4. PROMOTING YOURSELVES AS ACCOUNTANTS
Of course we know you’re accountants, of course you know all there is to know about tax, acquisitions and preparing annual accounts. The question is, does your firm’s website say anything else about you? If not, then a visitor to your website is not likely to see your firm as offering anything more than they would expect.
An accounting firm which promotes itself as a business partner to their clients, a trusted advisor and a wealth of ideas for growth is far more likely to stand out from the crowd. Your website is the perfect medium to do this through testimonials, video, case studies, online articles and so on.
An accounting firm that’s also a trusted business advisor is far more likely to attract and retain clients than one which just looks after the books.
5. YOUR WEBSITE IS RARELY UPDATED WITH RELEVANT CONTENT
If your firm doesn’t care about your website, then why should Google? And if Google doesn’t care, then it’s highly unlikely that your website will rank highly in a search engine result. What Google looks for are websites that are updated regularly with relevant content. Those are the websites which Google gives a higher ranking and are therefore more likely to be ‘seen’.

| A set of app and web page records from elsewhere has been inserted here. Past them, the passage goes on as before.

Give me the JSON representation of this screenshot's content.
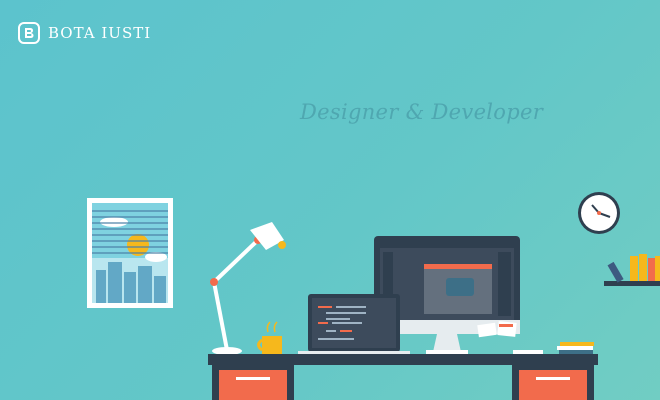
{
  "brand": {
    "name": "BOTA IUSTI",
    "icon": "b-monogram-icon"
  },
  "hero": {
    "tagline": "Designer & Developer"
  },
  "colors": {
    "background": "#63c7c8",
    "tagline": "#4fa7b0",
    "desk": "#2f3f4f",
    "drawer": "#f26b4c",
    "screen": "#3d4b5c",
    "mug": "#f6b81c"
  }
}
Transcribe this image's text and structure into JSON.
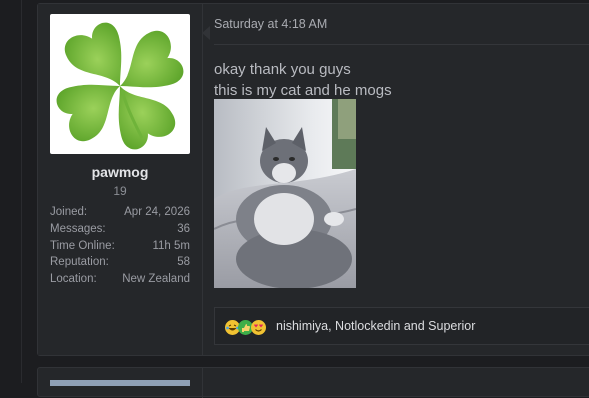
{
  "post": {
    "user": {
      "name": "pawmog",
      "title": "19",
      "stats": [
        {
          "label": "Joined:",
          "value": "Apr 24, 2026"
        },
        {
          "label": "Messages:",
          "value": "36"
        },
        {
          "label": "Time Online:",
          "value": "11h 5m"
        },
        {
          "label": "Reputation:",
          "value": "58"
        },
        {
          "label": "Location:",
          "value": "New Zealand"
        }
      ],
      "avatar_icon": "four-leaf-clover"
    },
    "date": "Saturday at 4:18 AM",
    "lines": [
      "okay thank you guys",
      "this is my cat and he mogs"
    ],
    "image_subject": "grey fluffy cat on bed",
    "reactions": {
      "icons": [
        "laughing-emoji",
        "thumbs-up-emoji",
        "heart-eyes-emoji"
      ],
      "text": "nishimiya, Notlockedin and Superior"
    }
  },
  "colors": {
    "background": "#1c1d20",
    "panel": "#25272a",
    "border": "#313337",
    "text": "#b9bbc1"
  }
}
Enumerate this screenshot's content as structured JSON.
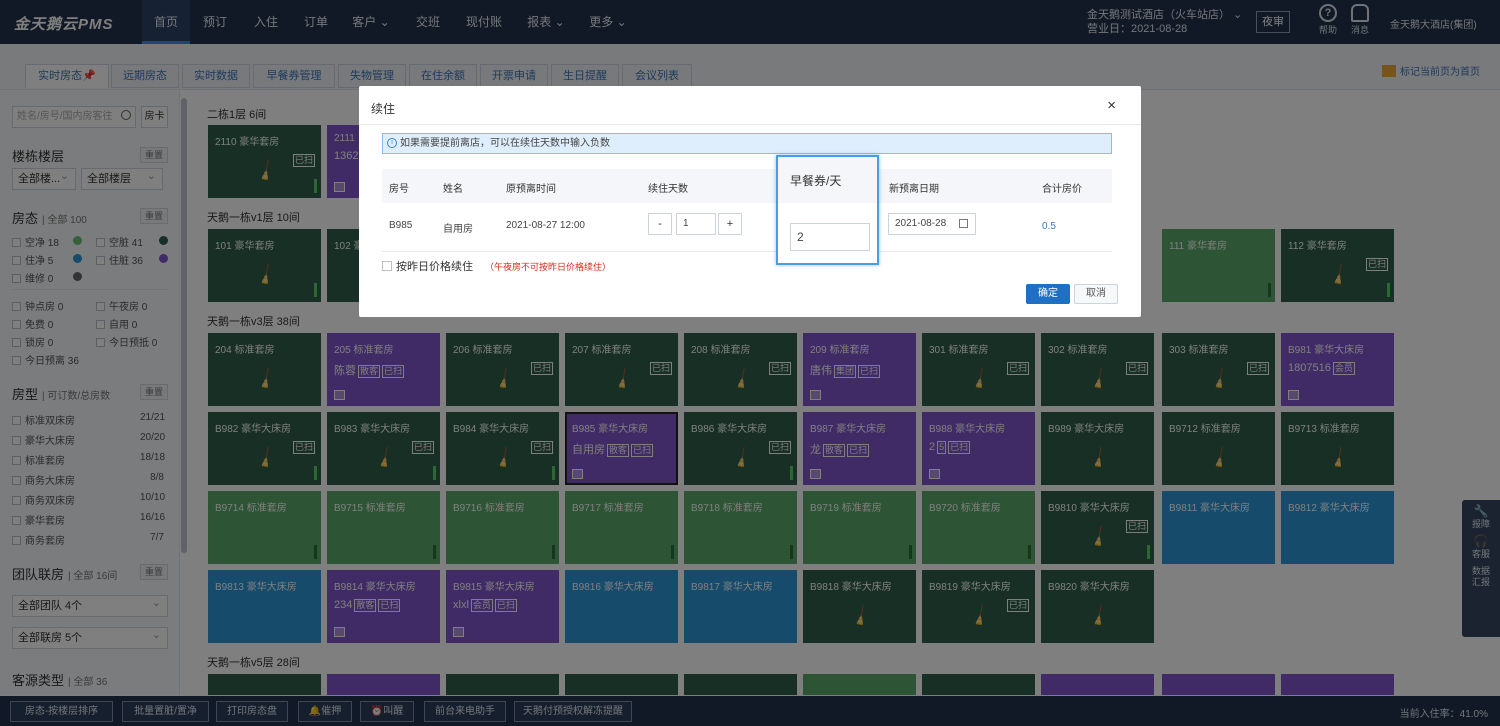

New Zealanders search for words related to ‘accountant’, ‘accounting’ and ‘tax’ approximately 36,000 times every year. If you’re firm’s website is looking like it’s stuck in a time warp and hasn’t been updated since the person in the office who knew how to edit it left a few years ago, then your website is highly unlikely to feature highly in these search results. That’s a lot of visitor traffic and potential enquiries you are missing out on.
The simplest way to create rich, relevant content is to have a blog on your website. And before you roll your eyes and say ‘who cares about what I had for breakfast?’ – that is not what you should be blogging about.
Your blogs should be about what is important to your firm, recent happenings that are relevant to your clients and prospective clients, what the potential impacts are and how your firm can help. You can then share your blogs on LinkedIn or include them in your newsletters to help drive more traffic to your website.
6. NOT PRACTICING WHAT YOU PREACH
You live and breathe numbers, ratios, performance indices and so on, but do you measure the performance of your website? If not, then how do you know it’s working for you?
You live by the motto that ‘what gets measured gets managed’ and you should apply the same discipline to your website. Otherwise, you’ll make all these changes to your website, but will have no way of measuring their effectiveness.
Also, do you measure the number of enquiries that come through your website and how many of those convert into business? If not, then how do you know they are even being picked up and actioned?
Registering your website for Google Analytics (which is free) and embedding the Google tracking code on your website will provide you with a wealth of information about the visitors to your website. It will tell you how many visits you get, which pages are the most popular, how long visitors stay on your website for, and so on.